Dataset excerpts ::

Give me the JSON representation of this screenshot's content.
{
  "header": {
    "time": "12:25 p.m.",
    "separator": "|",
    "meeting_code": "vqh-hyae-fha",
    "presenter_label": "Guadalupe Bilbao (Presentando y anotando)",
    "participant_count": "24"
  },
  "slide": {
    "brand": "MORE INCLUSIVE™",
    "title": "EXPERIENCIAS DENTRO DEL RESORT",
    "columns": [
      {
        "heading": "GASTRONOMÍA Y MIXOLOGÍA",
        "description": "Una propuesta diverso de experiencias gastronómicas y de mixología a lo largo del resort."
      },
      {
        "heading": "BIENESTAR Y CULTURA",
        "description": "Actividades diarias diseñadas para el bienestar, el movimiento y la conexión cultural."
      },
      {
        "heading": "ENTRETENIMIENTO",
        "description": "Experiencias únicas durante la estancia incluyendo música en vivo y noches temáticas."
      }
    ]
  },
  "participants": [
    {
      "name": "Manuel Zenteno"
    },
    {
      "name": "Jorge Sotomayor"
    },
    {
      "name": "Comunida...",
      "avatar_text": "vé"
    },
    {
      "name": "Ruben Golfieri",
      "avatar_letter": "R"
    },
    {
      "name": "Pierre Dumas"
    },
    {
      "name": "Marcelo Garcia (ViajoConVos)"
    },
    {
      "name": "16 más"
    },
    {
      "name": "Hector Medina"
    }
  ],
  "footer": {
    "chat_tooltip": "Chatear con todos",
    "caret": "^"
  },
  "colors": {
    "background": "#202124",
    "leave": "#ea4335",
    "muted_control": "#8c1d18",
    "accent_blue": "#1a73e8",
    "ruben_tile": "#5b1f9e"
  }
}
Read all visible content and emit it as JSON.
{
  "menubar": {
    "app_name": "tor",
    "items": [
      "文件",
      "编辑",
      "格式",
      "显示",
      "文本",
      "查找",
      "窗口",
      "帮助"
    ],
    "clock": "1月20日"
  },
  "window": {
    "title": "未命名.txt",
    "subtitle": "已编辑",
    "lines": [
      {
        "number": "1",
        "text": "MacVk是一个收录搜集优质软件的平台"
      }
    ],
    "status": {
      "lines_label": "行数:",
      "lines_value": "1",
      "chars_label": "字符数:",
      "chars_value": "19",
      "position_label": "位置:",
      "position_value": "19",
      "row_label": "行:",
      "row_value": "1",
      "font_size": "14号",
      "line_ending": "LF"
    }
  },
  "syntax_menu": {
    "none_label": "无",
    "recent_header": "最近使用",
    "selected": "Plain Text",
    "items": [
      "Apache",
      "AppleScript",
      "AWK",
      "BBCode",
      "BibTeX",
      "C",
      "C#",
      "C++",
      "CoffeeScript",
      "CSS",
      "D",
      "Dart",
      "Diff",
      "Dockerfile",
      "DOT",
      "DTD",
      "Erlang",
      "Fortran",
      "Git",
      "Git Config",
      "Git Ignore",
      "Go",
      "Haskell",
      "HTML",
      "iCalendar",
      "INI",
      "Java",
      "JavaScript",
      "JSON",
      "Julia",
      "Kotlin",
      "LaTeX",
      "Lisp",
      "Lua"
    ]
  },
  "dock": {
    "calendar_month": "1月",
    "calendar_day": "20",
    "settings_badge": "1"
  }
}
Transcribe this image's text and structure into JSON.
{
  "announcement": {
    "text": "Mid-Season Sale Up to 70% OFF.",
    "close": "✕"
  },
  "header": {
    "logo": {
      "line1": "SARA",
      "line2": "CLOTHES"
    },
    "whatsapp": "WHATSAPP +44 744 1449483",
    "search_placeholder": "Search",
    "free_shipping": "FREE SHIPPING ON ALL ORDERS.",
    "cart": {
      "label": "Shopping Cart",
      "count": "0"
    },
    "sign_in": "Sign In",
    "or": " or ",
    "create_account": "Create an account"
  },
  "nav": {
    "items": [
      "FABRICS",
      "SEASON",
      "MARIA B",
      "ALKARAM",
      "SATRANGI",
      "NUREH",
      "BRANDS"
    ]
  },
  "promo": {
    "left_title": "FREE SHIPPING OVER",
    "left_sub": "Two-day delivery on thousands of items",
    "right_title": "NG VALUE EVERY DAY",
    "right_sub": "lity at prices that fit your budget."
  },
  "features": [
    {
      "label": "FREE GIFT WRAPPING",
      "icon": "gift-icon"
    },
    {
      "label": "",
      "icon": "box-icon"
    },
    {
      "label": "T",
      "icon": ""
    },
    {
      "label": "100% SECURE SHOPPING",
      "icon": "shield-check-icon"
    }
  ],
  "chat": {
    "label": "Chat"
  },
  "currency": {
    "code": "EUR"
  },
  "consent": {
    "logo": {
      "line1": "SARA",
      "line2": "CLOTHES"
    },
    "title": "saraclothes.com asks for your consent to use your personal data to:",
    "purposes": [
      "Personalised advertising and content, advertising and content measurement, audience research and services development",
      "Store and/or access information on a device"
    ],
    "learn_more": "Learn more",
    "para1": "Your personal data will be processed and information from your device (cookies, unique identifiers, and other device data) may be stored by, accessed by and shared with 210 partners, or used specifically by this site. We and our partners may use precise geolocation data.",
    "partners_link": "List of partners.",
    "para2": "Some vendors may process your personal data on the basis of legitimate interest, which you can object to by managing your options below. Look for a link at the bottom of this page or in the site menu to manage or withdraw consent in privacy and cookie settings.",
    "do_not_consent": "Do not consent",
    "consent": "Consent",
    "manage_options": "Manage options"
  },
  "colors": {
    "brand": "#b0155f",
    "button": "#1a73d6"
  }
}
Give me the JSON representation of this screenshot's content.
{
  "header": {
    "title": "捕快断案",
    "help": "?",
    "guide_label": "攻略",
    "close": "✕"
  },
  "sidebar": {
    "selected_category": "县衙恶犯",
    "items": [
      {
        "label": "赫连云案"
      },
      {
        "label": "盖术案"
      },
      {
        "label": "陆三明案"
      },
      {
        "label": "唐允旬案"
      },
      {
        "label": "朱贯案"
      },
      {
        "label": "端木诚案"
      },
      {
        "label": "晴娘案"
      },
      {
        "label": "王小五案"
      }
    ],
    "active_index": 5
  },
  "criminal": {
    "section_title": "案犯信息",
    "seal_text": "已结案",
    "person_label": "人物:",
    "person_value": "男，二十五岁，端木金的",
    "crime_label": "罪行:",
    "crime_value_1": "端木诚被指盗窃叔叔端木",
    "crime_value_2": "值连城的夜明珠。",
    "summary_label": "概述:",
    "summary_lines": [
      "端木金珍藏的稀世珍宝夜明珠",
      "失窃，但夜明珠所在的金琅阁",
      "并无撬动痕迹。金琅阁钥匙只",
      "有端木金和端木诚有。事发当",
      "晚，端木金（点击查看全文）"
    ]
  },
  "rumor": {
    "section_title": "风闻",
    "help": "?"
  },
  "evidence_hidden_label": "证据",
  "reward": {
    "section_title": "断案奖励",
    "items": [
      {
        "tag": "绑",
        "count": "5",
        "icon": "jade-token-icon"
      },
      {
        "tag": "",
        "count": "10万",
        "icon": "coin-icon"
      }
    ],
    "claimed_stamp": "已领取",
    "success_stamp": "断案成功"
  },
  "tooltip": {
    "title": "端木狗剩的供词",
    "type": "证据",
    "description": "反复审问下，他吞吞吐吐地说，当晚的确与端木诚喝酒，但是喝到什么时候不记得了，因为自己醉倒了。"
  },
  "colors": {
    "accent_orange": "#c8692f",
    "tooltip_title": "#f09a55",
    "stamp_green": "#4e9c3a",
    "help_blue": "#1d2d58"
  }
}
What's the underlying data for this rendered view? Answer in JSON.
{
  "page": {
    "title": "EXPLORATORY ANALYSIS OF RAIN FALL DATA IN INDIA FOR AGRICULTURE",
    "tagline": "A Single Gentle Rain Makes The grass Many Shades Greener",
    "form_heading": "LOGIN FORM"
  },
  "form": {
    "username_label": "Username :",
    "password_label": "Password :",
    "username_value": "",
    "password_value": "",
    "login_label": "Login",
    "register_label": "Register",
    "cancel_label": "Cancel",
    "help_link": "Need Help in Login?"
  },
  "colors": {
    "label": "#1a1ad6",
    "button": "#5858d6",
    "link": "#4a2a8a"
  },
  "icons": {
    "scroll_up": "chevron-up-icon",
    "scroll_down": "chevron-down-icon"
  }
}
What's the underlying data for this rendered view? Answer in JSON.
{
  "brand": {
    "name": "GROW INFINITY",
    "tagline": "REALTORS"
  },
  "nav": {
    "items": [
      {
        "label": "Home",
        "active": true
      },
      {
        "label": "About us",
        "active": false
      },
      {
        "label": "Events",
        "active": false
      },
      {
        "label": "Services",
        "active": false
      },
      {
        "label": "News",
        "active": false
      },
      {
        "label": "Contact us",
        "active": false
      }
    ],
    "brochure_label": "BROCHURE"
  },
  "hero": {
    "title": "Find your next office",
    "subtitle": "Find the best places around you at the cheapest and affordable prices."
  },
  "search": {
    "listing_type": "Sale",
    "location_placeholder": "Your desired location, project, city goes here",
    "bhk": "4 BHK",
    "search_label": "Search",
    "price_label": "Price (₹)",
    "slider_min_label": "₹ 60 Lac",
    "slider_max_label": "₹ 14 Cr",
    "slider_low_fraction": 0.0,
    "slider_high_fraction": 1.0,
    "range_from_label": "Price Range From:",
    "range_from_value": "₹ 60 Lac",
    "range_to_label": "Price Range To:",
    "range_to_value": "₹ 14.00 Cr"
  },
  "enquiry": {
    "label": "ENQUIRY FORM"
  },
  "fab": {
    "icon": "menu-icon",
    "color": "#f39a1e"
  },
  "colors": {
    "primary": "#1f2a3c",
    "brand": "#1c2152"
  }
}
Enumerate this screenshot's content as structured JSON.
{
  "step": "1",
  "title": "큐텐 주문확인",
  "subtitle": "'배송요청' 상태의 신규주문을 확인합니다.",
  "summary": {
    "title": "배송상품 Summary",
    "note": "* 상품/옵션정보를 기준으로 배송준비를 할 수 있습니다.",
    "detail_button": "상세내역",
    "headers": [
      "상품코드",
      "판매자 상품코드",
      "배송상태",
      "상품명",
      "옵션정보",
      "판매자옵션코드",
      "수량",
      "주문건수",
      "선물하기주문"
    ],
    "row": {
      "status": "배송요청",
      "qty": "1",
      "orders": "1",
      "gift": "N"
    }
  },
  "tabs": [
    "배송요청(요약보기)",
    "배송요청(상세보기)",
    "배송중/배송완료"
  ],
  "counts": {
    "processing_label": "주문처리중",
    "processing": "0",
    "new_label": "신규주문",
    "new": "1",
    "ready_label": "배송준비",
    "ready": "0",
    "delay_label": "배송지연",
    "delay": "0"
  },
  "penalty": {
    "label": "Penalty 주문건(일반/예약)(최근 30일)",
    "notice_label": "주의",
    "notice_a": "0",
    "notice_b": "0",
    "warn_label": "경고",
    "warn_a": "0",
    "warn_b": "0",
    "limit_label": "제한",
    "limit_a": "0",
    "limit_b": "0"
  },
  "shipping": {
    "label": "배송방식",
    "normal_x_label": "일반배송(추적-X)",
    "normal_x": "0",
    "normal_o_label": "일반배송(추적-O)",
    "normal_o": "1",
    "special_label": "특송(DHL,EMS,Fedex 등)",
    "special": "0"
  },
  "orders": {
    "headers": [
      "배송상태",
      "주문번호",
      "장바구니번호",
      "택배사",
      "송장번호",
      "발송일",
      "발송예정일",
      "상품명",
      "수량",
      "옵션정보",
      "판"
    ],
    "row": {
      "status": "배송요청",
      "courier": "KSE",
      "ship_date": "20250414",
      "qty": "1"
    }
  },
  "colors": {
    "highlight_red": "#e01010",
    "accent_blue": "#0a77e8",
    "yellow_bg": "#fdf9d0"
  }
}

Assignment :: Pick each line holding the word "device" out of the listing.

Written solution ::
      "Store and/or access information on a device"
    "para1": "Your personal data will be processed and information from your device (cookies, unique identifiers, and other device data) may be stored by, accessed by and shared with 210 partners, or used specifically by this site. We and our partners may use precise geolocation data.",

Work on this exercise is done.